September 28, 2012
The September 11th surprise attack on the American Consulate in Benghazi forced the U.S to send a group of highly trained Marines to Tripoli that resulted in the deaths of four Americans and one U.S Ambassador.
The Marines that were sent to Libya to guard U.S diplomatic facilities were members of an elite group known as a Fleet Antiterrorism Security Team, or FAST, whose role is to respond on short notice to terrorism threats and to reinforce security at embassies.
Officials were investigating whether the rampage was a backlash to an anti-Islamic video with ties to Coptic Christians or a plot to coincide with the anniversary of the 9/11 terror attacks.
There were two Americans confirmed dead in Libya: U.S. Ambassador Christopher Stevens and a foreign service officer, Sean Smith, a U.S. Air Force veteran. Contrary to early media reports, it does not appear that two Marines were killed alongside Stevens and Smith. A Marine Corps official who would not speak for the record told Danger Room that the Corps did not and currently does not have assets in Benghazi. It is currently unclear who the two other Americans dead in Libya are.
President Barack Obama vowed in a Rose Garden address that the U.S. would “work with the Libyan government to bring to justice” those who killed Ambassador Chris Stevens, information manager Sean Smith and two other Americans who were not identified. Three other Americans were wounded.

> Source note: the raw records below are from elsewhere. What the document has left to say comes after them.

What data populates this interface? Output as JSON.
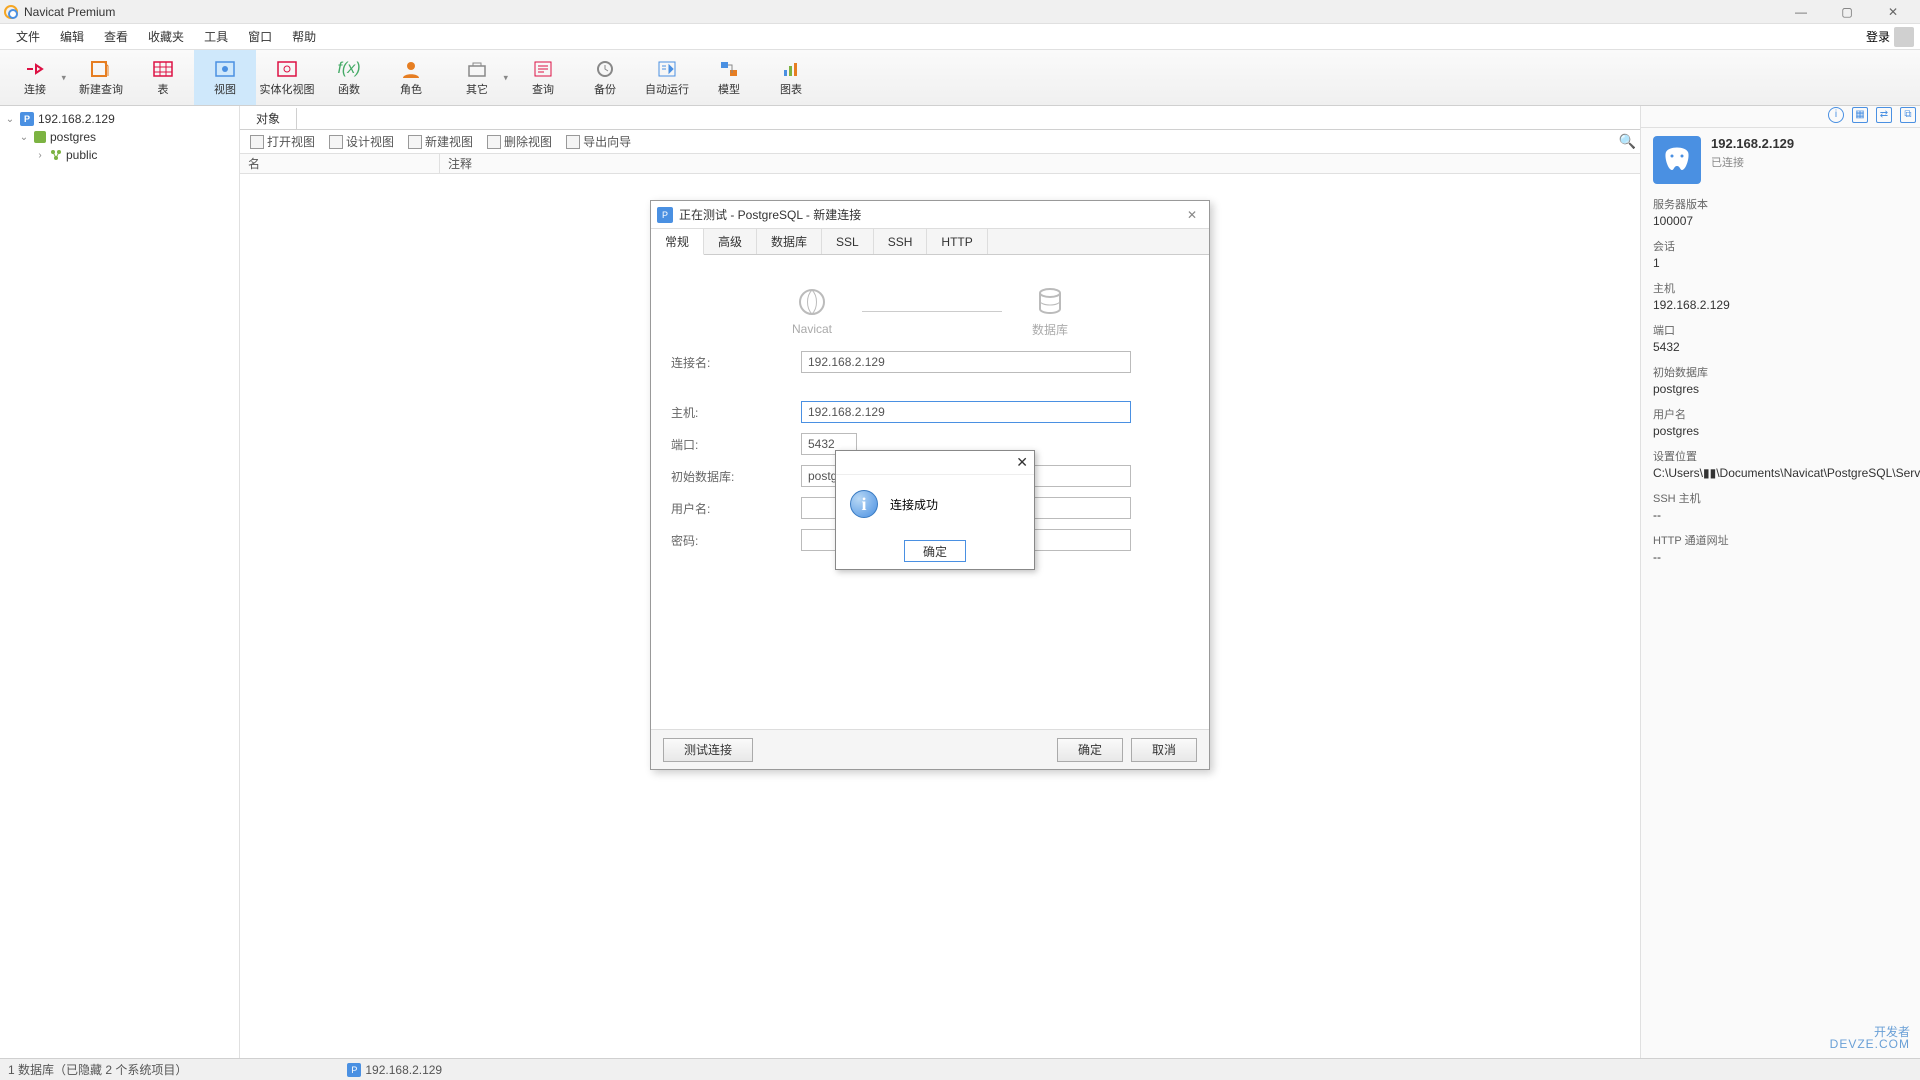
{
  "window": {
    "title": "Navicat Premium"
  },
  "menu": {
    "items": [
      "文件",
      "编辑",
      "查看",
      "收藏夹",
      "工具",
      "窗口",
      "帮助"
    ],
    "login": "登录"
  },
  "toolbar": {
    "items": [
      {
        "label": "连接",
        "icon": "plug",
        "drop": true
      },
      {
        "label": "新建查询",
        "icon": "newq"
      },
      {
        "label": "表",
        "icon": "table"
      },
      {
        "label": "视图",
        "icon": "view",
        "sel": true
      },
      {
        "label": "实体化视图",
        "icon": "mview"
      },
      {
        "label": "函数",
        "icon": "func"
      },
      {
        "label": "角色",
        "icon": "role"
      },
      {
        "label": "其它",
        "icon": "other",
        "drop": true
      },
      {
        "label": "查询",
        "icon": "query"
      },
      {
        "label": "备份",
        "icon": "backup"
      },
      {
        "label": "自动运行",
        "icon": "auto"
      },
      {
        "label": "模型",
        "icon": "model"
      },
      {
        "label": "图表",
        "icon": "chart"
      }
    ]
  },
  "tree": {
    "conn": "192.168.2.129",
    "db": "postgres",
    "schema": "public"
  },
  "tabs": {
    "main": "对象"
  },
  "subtoolbar": {
    "items": [
      "打开视图",
      "设计视图",
      "新建视图",
      "删除视图",
      "导出向导"
    ]
  },
  "columns": {
    "c1": "名",
    "c2": "注释"
  },
  "right": {
    "title": "192.168.2.129",
    "status": "已连接",
    "props": [
      {
        "k": "服务器版本",
        "v": "100007"
      },
      {
        "k": "会话",
        "v": "1"
      },
      {
        "k": "主机",
        "v": "192.168.2.129"
      },
      {
        "k": "端口",
        "v": "5432"
      },
      {
        "k": "初始数据库",
        "v": "postgres"
      },
      {
        "k": "用户名",
        "v": "postgres"
      },
      {
        "k": "设置位置",
        "v": "C:\\Users\\▮▮\\Documents\\Navicat\\PostgreSQL\\Serv"
      },
      {
        "k": "SSH 主机",
        "v": "--"
      },
      {
        "k": "HTTP 通道网址",
        "v": "--"
      }
    ]
  },
  "statusbar": {
    "s1": "1 数据库（已隐藏 2 个系统项目）",
    "s2": "192.168.2.129"
  },
  "dialog": {
    "title": "正在测试 - PostgreSQL - 新建连接",
    "tabs": [
      "常规",
      "高级",
      "数据库",
      "SSL",
      "SSH",
      "HTTP"
    ],
    "vis": {
      "left": "Navicat",
      "right": "数据库"
    },
    "fields": {
      "conn_name_lbl": "连接名:",
      "conn_name": "192.168.2.129",
      "host_lbl": "主机:",
      "host": "192.168.2.129",
      "port_lbl": "端口:",
      "port": "5432",
      "initdb_lbl": "初始数据库:",
      "initdb": "postgres",
      "user_lbl": "用户名:",
      "user": "",
      "pass_lbl": "密码:",
      "pass": ""
    },
    "footer": {
      "test": "测试连接",
      "ok": "确定",
      "cancel": "取消"
    }
  },
  "msgbox": {
    "text": "连接成功",
    "ok": "确定"
  },
  "watermark": {
    "main": "开发者",
    "sub": "DEVZE.COM"
  }
}
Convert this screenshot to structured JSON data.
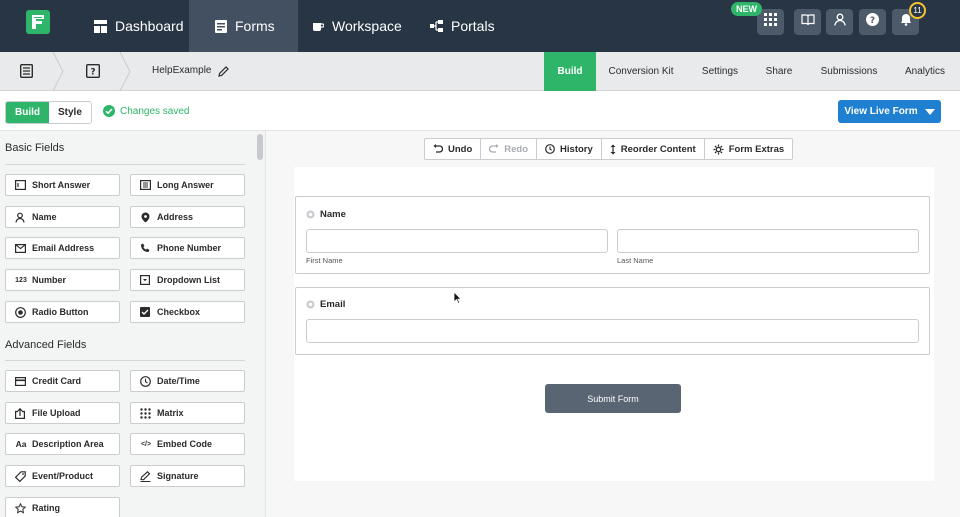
{
  "topnav": {
    "items": [
      {
        "label": "Dashboard",
        "icon": "dashboard-icon"
      },
      {
        "label": "Forms",
        "icon": "forms-icon"
      },
      {
        "label": "Workspace",
        "icon": "workspace-icon"
      },
      {
        "label": "Portals",
        "icon": "portals-icon"
      }
    ],
    "new_badge": "NEW",
    "notifications_count": "11"
  },
  "subbar": {
    "form_name": "HelpExample",
    "tabs": [
      "Build",
      "Conversion Kit",
      "Settings",
      "Share",
      "Submissions",
      "Analytics"
    ]
  },
  "toolbar": {
    "mode_build": "Build",
    "mode_style": "Style",
    "status": "Changes saved",
    "live_button": "View Live Form"
  },
  "fields": {
    "basic_title": "Basic Fields",
    "basic": [
      {
        "label": "Short Answer",
        "icon": "short-answer-icon"
      },
      {
        "label": "Long Answer",
        "icon": "long-answer-icon"
      },
      {
        "label": "Name",
        "icon": "person-icon"
      },
      {
        "label": "Address",
        "icon": "map-pin-icon"
      },
      {
        "label": "Email Address",
        "icon": "envelope-icon"
      },
      {
        "label": "Phone Number",
        "icon": "phone-icon"
      },
      {
        "label": "Number",
        "icon": "number-icon",
        "glyph": "123"
      },
      {
        "label": "Dropdown List",
        "icon": "dropdown-icon"
      },
      {
        "label": "Radio Button",
        "icon": "radio-icon"
      },
      {
        "label": "Checkbox",
        "icon": "checkbox-icon"
      }
    ],
    "advanced_title": "Advanced Fields",
    "advanced": [
      {
        "label": "Credit Card",
        "icon": "credit-card-icon"
      },
      {
        "label": "Date/Time",
        "icon": "clock-icon"
      },
      {
        "label": "File Upload",
        "icon": "upload-icon"
      },
      {
        "label": "Matrix",
        "icon": "matrix-icon"
      },
      {
        "label": "Description Area",
        "icon": "text-icon",
        "glyph": "Aa"
      },
      {
        "label": "Embed Code",
        "icon": "code-icon",
        "glyph": "</>"
      },
      {
        "label": "Event/Product",
        "icon": "tag-icon"
      },
      {
        "label": "Signature",
        "icon": "pen-icon"
      },
      {
        "label": "Rating",
        "icon": "star-icon"
      }
    ]
  },
  "canvas_toolbar": {
    "undo": "Undo",
    "redo": "Redo",
    "history": "History",
    "reorder": "Reorder Content",
    "extras": "Form Extras"
  },
  "form": {
    "name_label": "Name",
    "first_name": "First Name",
    "last_name": "Last Name",
    "email_label": "Email",
    "submit": "Submit Form"
  },
  "colors": {
    "nav_bg": "#283544",
    "accent_green": "#2fb56a",
    "accent_blue": "#1f7fd1"
  }
}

Stevens was the first U.S. ambassador killed in the line of duty in 30 years.
“We will work with the Libyan government to bring to justice the killers who attacked our people,” President Barack Obama said on Wednesday morning at the White House.
The violent demonstration in Benghazi assembled, ostensibly in reaction, to an American video criticizing the Prophet Muhammad, around the same time a similar mob in Cairo breached the gates of the U.S. Embassy there. Speaking from Washington on Wednesday morning, Secretary of State Hillary Rodham Clinton said “there is no justification for this,” and said the “world will never know a true and lasting peace” as long as people use religion as a pretext for violence.
The one-story villa that serves as the consulate was a burned-out wreck after the crowd armed with machine guns and rocket-propelled grenades rampaged through it. Slogans of “God is great” and “Muhammad is God’s Prophet” were scrawled across its scorched walls.
The movie, “Innocence of Muslims,” came to attention in Egypt after its trailer was dubbed into Arabic and posted on YouTube. The video-sharing website blocked access to it Wednesday. The trailer depicts Muhammad as a fraud, a womanizer and a madman in an overtly ridiculing way, showing him having sex and calling for massacres.
In a statement on his official Facebook page, Egypt’s Islamist president, Mohammed Morsi, condemned the movie, saying the government was responsible for protecting diplomatic missions as well as the freedom of speech and peaceful protest.
But, he added, authorities “will confront with full determination any irresponsible attempt to break the law.”